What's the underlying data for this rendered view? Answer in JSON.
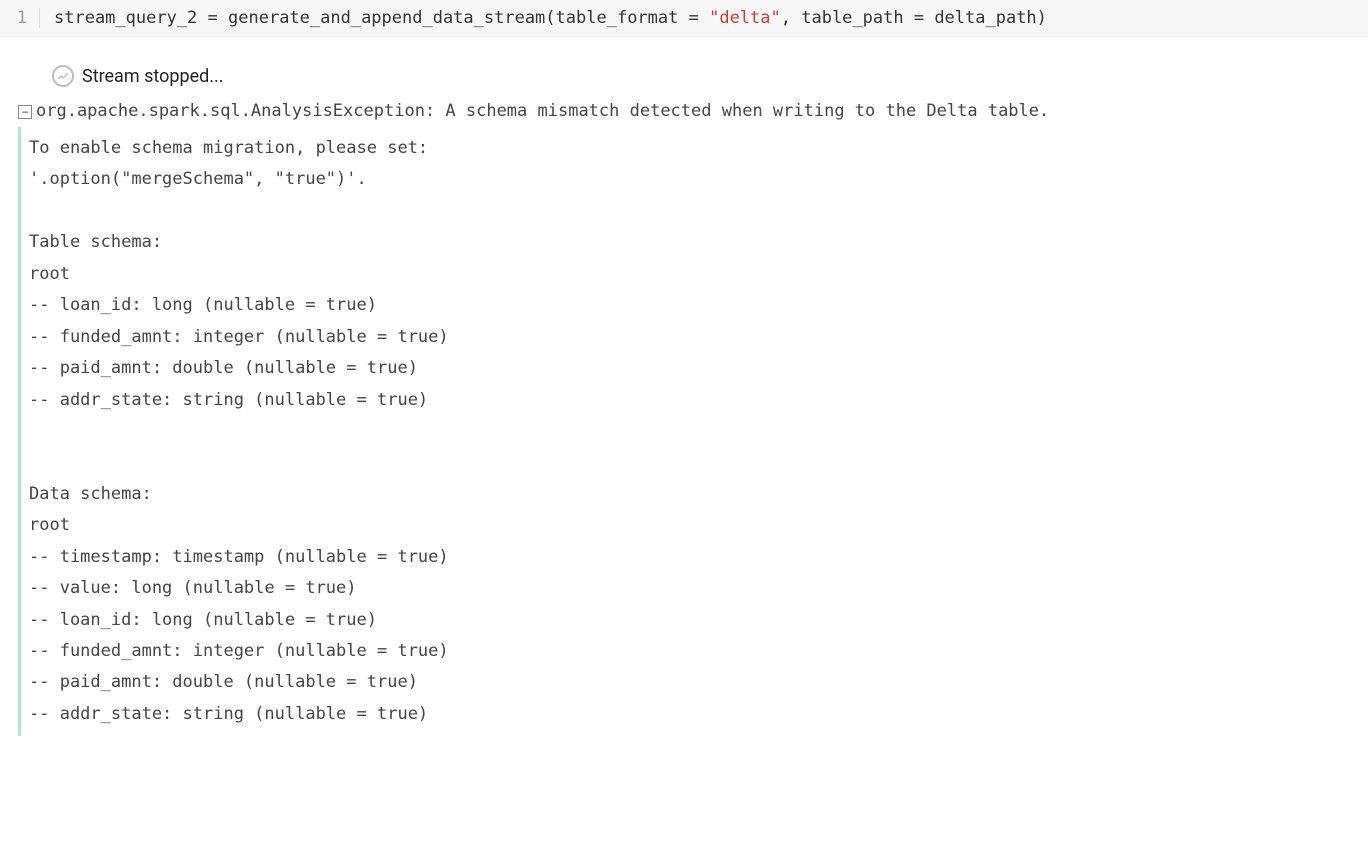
{
  "code_cell": {
    "line_number": "1",
    "code_tokens": {
      "var_name": "stream_query_2",
      "assign": " = ",
      "func_name": "generate_and_append_data_stream",
      "open_paren": "(",
      "param1_name": "table_format",
      "param1_assign": " = ",
      "param1_value": "\"delta\"",
      "comma": ", ",
      "param2_name": "table_path",
      "param2_assign": " = ",
      "param2_value": "delta_path",
      "close_paren": ")"
    }
  },
  "output": {
    "stream_status_text": "Stream stopped...",
    "collapse_symbol": "−",
    "error_header_text": "org.apache.spark.sql.AnalysisException: A schema mismatch detected when writing to the Delta table.",
    "error_detail": "To enable schema migration, please set:\n'.option(\"mergeSchema\", \"true\")'.\n\nTable schema:\nroot\n-- loan_id: long (nullable = true)\n-- funded_amnt: integer (nullable = true)\n-- paid_amnt: double (nullable = true)\n-- addr_state: string (nullable = true)\n\n\nData schema:\nroot\n-- timestamp: timestamp (nullable = true)\n-- value: long (nullable = true)\n-- loan_id: long (nullable = true)\n-- funded_amnt: integer (nullable = true)\n-- paid_amnt: double (nullable = true)\n-- addr_state: string (nullable = true)"
  }
}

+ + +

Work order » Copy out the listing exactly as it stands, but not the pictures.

Response for this exercise »
What's the underlying data for this rendered view? Answer in JSON.
{
  "code_cell": {
    "line_number": "1",
    "code_tokens": {
      "var_name": "stream_query_2",
      "assign": " = ",
      "func_name": "generate_and_append_data_stream",
      "open_paren": "(",
      "param1_name": "table_format",
      "param1_assign": " = ",
      "param1_value": "\"delta\"",
      "comma": ", ",
      "param2_name": "table_path",
      "param2_assign": " = ",
      "param2_value": "delta_path",
      "close_paren": ")"
    }
  },
  "output": {
    "stream_status_text": "Stream stopped...",
    "collapse_symbol": "−",
    "error_header_text": "org.apache.spark.sql.AnalysisException: A schema mismatch detected when writing to the Delta table.",
    "error_detail": "To enable schema migration, please set:\n'.option(\"mergeSchema\", \"true\")'.\n\nTable schema:\nroot\n-- loan_id: long (nullable = true)\n-- funded_amnt: integer (nullable = true)\n-- paid_amnt: double (nullable = true)\n-- addr_state: string (nullable = true)\n\n\nData schema:\nroot\n-- timestamp: timestamp (nullable = true)\n-- value: long (nullable = true)\n-- loan_id: long (nullable = true)\n-- funded_amnt: integer (nullable = true)\n-- paid_amnt: double (nullable = true)\n-- addr_state: string (nullable = true)"
  }
}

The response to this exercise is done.